ACTIVITY: Copy every entry below exactly as it appears, leaving out the images.

RECORDS FOR PROCESSING:

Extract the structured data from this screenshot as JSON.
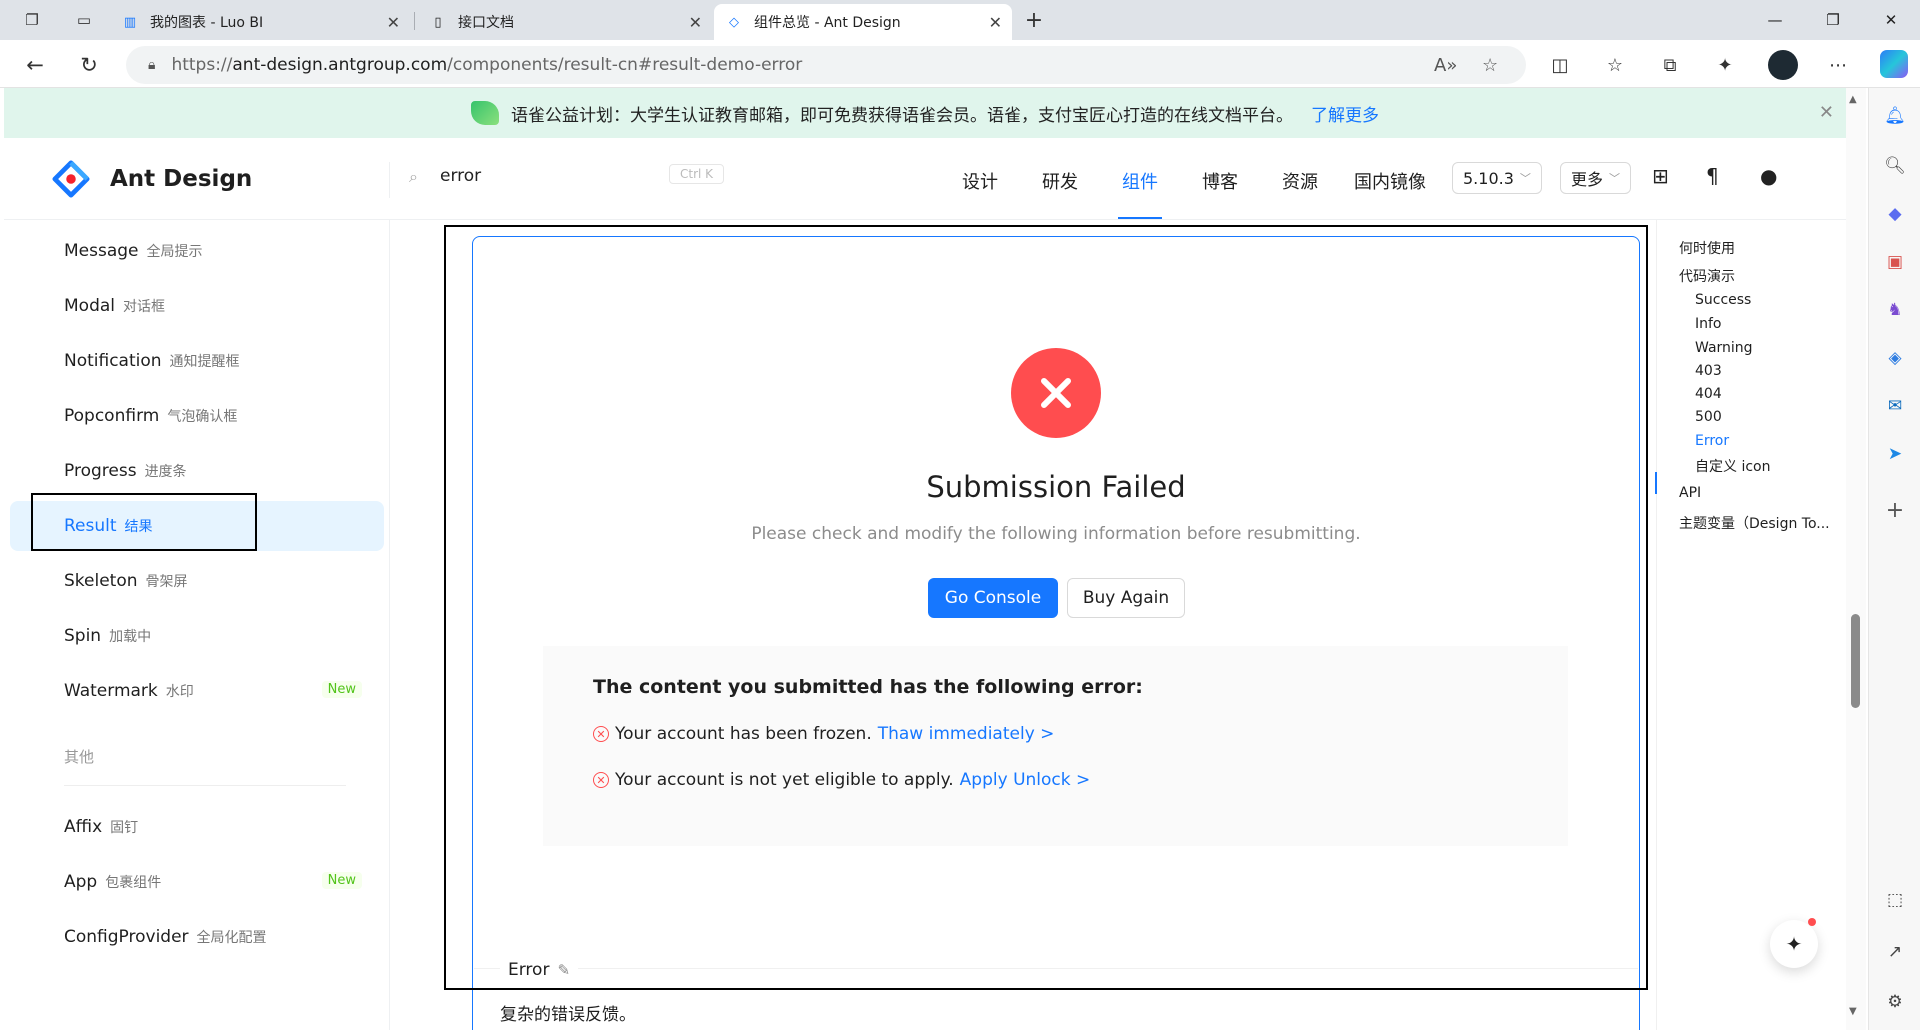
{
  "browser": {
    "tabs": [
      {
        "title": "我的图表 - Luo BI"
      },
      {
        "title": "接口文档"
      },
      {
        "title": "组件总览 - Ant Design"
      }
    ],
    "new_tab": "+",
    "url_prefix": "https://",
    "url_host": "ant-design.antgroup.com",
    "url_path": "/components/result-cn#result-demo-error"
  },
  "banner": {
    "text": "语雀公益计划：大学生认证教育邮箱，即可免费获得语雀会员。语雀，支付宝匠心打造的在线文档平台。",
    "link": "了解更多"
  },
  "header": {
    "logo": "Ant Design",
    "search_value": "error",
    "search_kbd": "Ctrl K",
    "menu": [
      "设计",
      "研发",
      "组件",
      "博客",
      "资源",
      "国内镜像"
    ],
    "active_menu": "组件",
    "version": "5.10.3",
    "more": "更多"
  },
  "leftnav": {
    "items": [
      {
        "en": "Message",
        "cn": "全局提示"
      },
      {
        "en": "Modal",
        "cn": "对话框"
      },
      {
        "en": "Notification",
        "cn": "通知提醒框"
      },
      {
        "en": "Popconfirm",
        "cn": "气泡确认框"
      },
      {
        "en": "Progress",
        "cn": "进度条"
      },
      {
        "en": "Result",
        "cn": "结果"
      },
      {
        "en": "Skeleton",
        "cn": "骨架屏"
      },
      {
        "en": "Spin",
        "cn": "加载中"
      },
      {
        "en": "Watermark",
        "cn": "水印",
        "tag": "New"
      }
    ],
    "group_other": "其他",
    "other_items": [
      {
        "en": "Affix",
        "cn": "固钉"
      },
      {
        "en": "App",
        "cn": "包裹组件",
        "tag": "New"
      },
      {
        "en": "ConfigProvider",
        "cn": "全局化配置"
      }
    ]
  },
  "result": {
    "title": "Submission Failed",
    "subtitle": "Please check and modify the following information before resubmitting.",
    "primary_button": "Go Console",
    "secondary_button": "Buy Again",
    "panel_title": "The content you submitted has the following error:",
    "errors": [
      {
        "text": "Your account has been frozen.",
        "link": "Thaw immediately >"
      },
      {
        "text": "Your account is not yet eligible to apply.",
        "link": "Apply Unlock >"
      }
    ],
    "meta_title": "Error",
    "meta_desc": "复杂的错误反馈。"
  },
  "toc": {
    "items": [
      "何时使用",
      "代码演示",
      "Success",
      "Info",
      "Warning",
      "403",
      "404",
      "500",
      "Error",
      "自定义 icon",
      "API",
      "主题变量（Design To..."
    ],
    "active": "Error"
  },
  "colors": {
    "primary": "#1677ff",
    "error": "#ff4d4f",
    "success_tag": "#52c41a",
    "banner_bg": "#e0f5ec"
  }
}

OUTPUT FOR THIS TASK:
Extract the structured data from this screenshot as JSON.
{
  "browser": {
    "tabs": [
      {
        "title": "我的图表 - Luo BI"
      },
      {
        "title": "接口文档"
      },
      {
        "title": "组件总览 - Ant Design"
      }
    ],
    "new_tab": "+",
    "url_prefix": "https://",
    "url_host": "ant-design.antgroup.com",
    "url_path": "/components/result-cn#result-demo-error"
  },
  "banner": {
    "text": "语雀公益计划：大学生认证教育邮箱，即可免费获得语雀会员。语雀，支付宝匠心打造的在线文档平台。",
    "link": "了解更多"
  },
  "header": {
    "logo": "Ant Design",
    "search_value": "error",
    "search_kbd": "Ctrl K",
    "menu": [
      "设计",
      "研发",
      "组件",
      "博客",
      "资源",
      "国内镜像"
    ],
    "active_menu": "组件",
    "version": "5.10.3",
    "more": "更多"
  },
  "leftnav": {
    "items": [
      {
        "en": "Message",
        "cn": "全局提示"
      },
      {
        "en": "Modal",
        "cn": "对话框"
      },
      {
        "en": "Notification",
        "cn": "通知提醒框"
      },
      {
        "en": "Popconfirm",
        "cn": "气泡确认框"
      },
      {
        "en": "Progress",
        "cn": "进度条"
      },
      {
        "en": "Result",
        "cn": "结果"
      },
      {
        "en": "Skeleton",
        "cn": "骨架屏"
      },
      {
        "en": "Spin",
        "cn": "加载中"
      },
      {
        "en": "Watermark",
        "cn": "水印",
        "tag": "New"
      }
    ],
    "group_other": "其他",
    "other_items": [
      {
        "en": "Affix",
        "cn": "固钉"
      },
      {
        "en": "App",
        "cn": "包裹组件",
        "tag": "New"
      },
      {
        "en": "ConfigProvider",
        "cn": "全局化配置"
      }
    ]
  },
  "result": {
    "title": "Submission Failed",
    "subtitle": "Please check and modify the following information before resubmitting.",
    "primary_button": "Go Console",
    "secondary_button": "Buy Again",
    "panel_title": "The content you submitted has the following error:",
    "errors": [
      {
        "text": "Your account has been frozen.",
        "link": "Thaw immediately >"
      },
      {
        "text": "Your account is not yet eligible to apply.",
        "link": "Apply Unlock >"
      }
    ],
    "meta_title": "Error",
    "meta_desc": "复杂的错误反馈。"
  },
  "toc": {
    "items": [
      "何时使用",
      "代码演示",
      "Success",
      "Info",
      "Warning",
      "403",
      "404",
      "500",
      "Error",
      "自定义 icon",
      "API",
      "主题变量（Design To..."
    ],
    "active": "Error"
  },
  "colors": {
    "primary": "#1677ff",
    "error": "#ff4d4f",
    "success_tag": "#52c41a",
    "banner_bg": "#e0f5ec"
  }
}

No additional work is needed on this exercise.